Website and app data records:
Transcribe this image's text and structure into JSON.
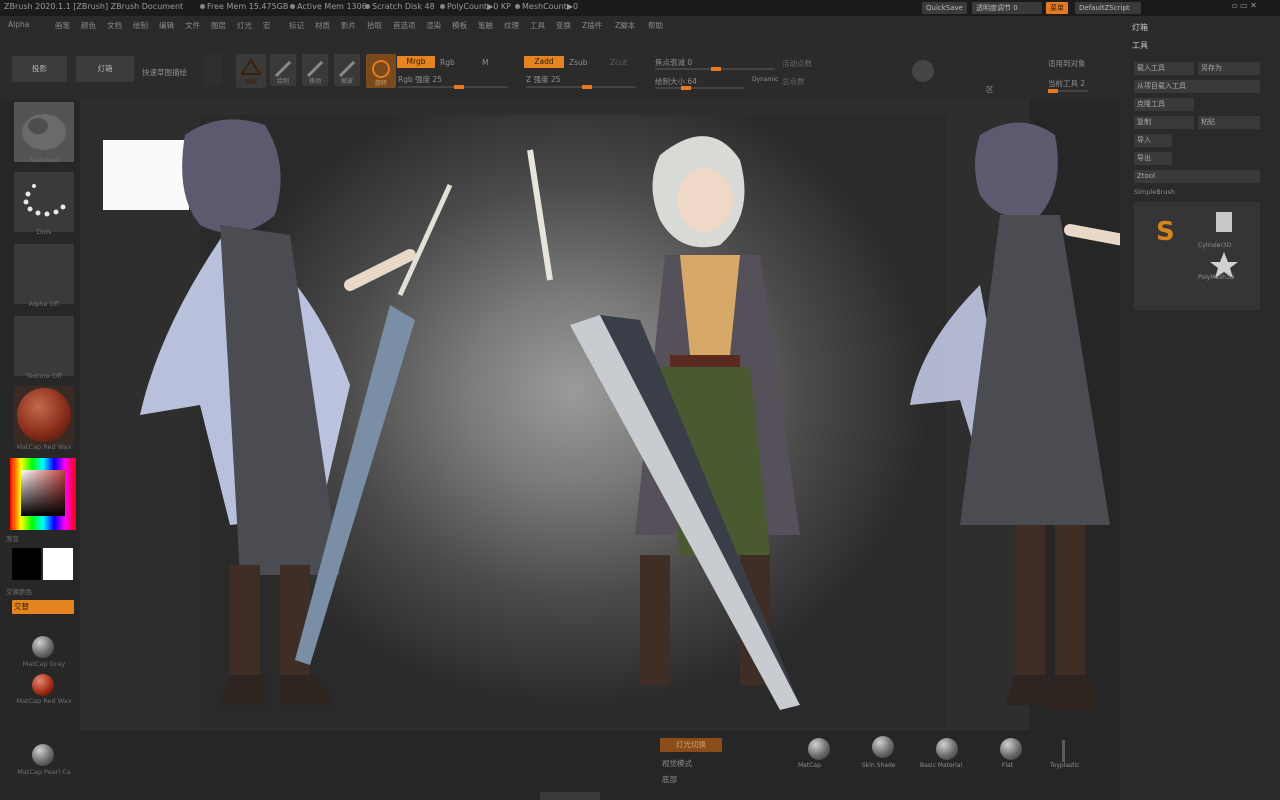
{
  "titlebar": {
    "app": "ZBrush 2020.1.1 [ZBrush]    ZBrush Document",
    "free_mem": "Free Mem 15.475GB",
    "active_mem": "Active Mem 1306",
    "scratch": "Scratch Disk 48",
    "polycount": "PolyCount▶0 KP",
    "meshcount": "MeshCount▶0",
    "quicksave": "QuickSave",
    "seethrough": "透明度调节 0",
    "menus_btn": "菜单",
    "default_script": "DefaultZScript"
  },
  "menubar": {
    "items": [
      "Alpha",
      "画笔",
      "颜色",
      "文档",
      "绘制",
      "编辑",
      "文件",
      "图层",
      "灯光",
      "宏",
      "标记",
      "材质",
      "影片",
      "拾取",
      "首选项",
      "渲染",
      "模板",
      "笔触",
      "纹理",
      "工具",
      "变换",
      "Z插件",
      "Z脚本",
      "帮助"
    ]
  },
  "shelf": {
    "projection_master": "投影",
    "lightbox": "灯箱",
    "quick_sketch": "快速草图描绘",
    "tools": [
      "编辑",
      "绘制",
      "移动",
      "缩放",
      "旋转"
    ],
    "mrgb": "Mrgb",
    "rgb": "Rgb",
    "m": "M",
    "rgb_intensity": "Rgb 强度 25",
    "zadd": "Zadd",
    "zsub": "Zsub",
    "zcut": "Zcut",
    "z_intensity": "Z 强度 25",
    "focal_shift": "焦点衰减 0",
    "draw_size": "绘制大小 64",
    "dynamic": "Dynamic",
    "active_points": "活动点数",
    "total_points": "总点数",
    "spotlight_projection": "聚光灯投影",
    "space_x": "区",
    "symmetry_label": "适用到对象",
    "apply_btn": "当前工具 2"
  },
  "leftpanel": {
    "brush_caption": "Standard",
    "stroke_caption": "Dots",
    "alpha_caption": "Alpha Off",
    "texture_caption": "Texture Off",
    "material_caption": "MatCap Red Wax",
    "gradient_label": "渐变",
    "switch_color_label": "交换颜色",
    "alternate_btn": "交替",
    "material_gray_caption": "MatCap Gray",
    "material_redwax_caption": "MatCap Red Wax",
    "material_pearl_caption": "MatCap Pearl Ca"
  },
  "rightpanel": {
    "header1": "灯箱",
    "header2": "工具",
    "rows": [
      "载入工具",
      "另存为",
      "从项目载入工具",
      "克隆工具",
      "复制",
      "粘贴",
      "导入",
      "导出",
      "Ztool"
    ],
    "subtool_label": "SimpleBrush",
    "tool_names": [
      "Cylinder3D",
      "PolyMesh3D"
    ]
  },
  "bottombar": {
    "lightbox_btn": "灯光切换",
    "materials": [
      "MatCap",
      "Skin Shade",
      "Basic Material",
      "Flat",
      "Toyplastic"
    ],
    "label1": "视觉模式",
    "label2": "底部"
  },
  "colors": {
    "accent": "#e8791e",
    "panel": "#2a2a2a",
    "canvas_center": "#9b9b9b"
  }
}
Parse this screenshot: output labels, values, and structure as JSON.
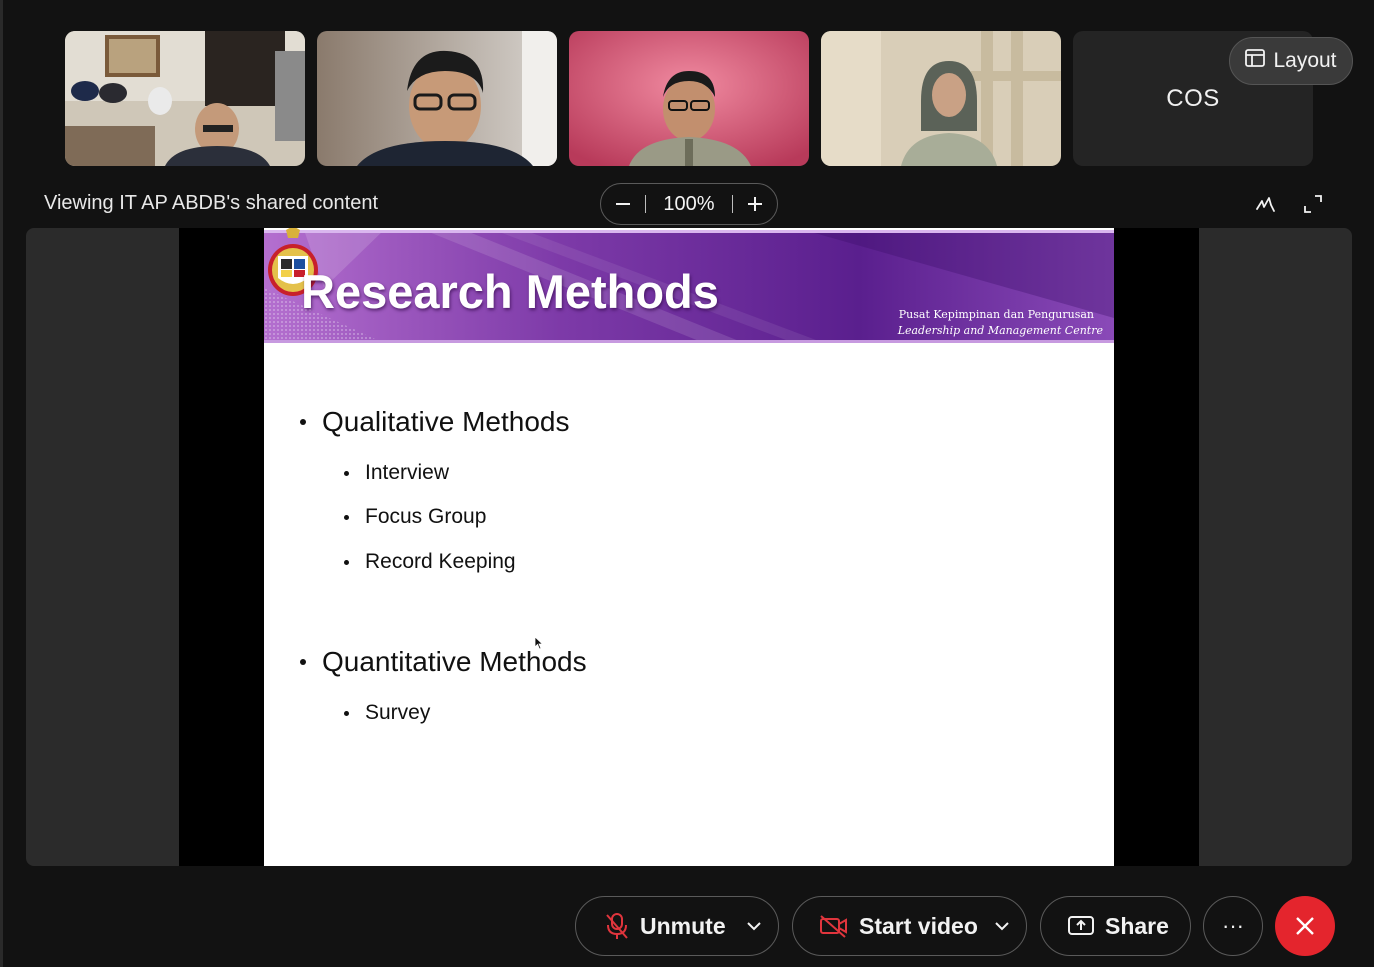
{
  "participants": [
    {
      "id": "p1",
      "name": ""
    },
    {
      "id": "p2",
      "name": ""
    },
    {
      "id": "p3",
      "name": ""
    },
    {
      "id": "p4",
      "name": ""
    },
    {
      "id": "p5",
      "name": "COS"
    }
  ],
  "layout_button": {
    "label": "Layout",
    "icon": "layout-icon"
  },
  "share_bar": {
    "viewing_text": "Viewing IT AP ABDB's shared content",
    "zoom_level": "100%",
    "zoom_out_icon": "minus-icon",
    "zoom_in_icon": "plus-icon",
    "annotate_icon": "annotate-icon",
    "fullscreen_icon": "fullscreen-icon"
  },
  "slide": {
    "title": "Research Methods",
    "org_line1": "Pusat Kepimpinan dan Pengurusan",
    "org_line2": "Leadership and Management Centre",
    "sections": [
      {
        "heading": "Qualitative Methods",
        "items": [
          "Interview",
          "Focus Group",
          "Record Keeping"
        ]
      },
      {
        "heading": "Quantitative Methods",
        "items": [
          "Survey"
        ]
      }
    ]
  },
  "toolbar": {
    "unmute_label": "Unmute",
    "start_video_label": "Start video",
    "share_label": "Share",
    "more_label": "···",
    "colors": {
      "end_call": "#e4252d",
      "muted_icon": "#e0353d"
    }
  }
}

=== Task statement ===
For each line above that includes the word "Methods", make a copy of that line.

=== Answer to the problem ===
    "title": "Research Methods",
        "heading": "Qualitative Methods",
        "heading": "Quantitative Methods",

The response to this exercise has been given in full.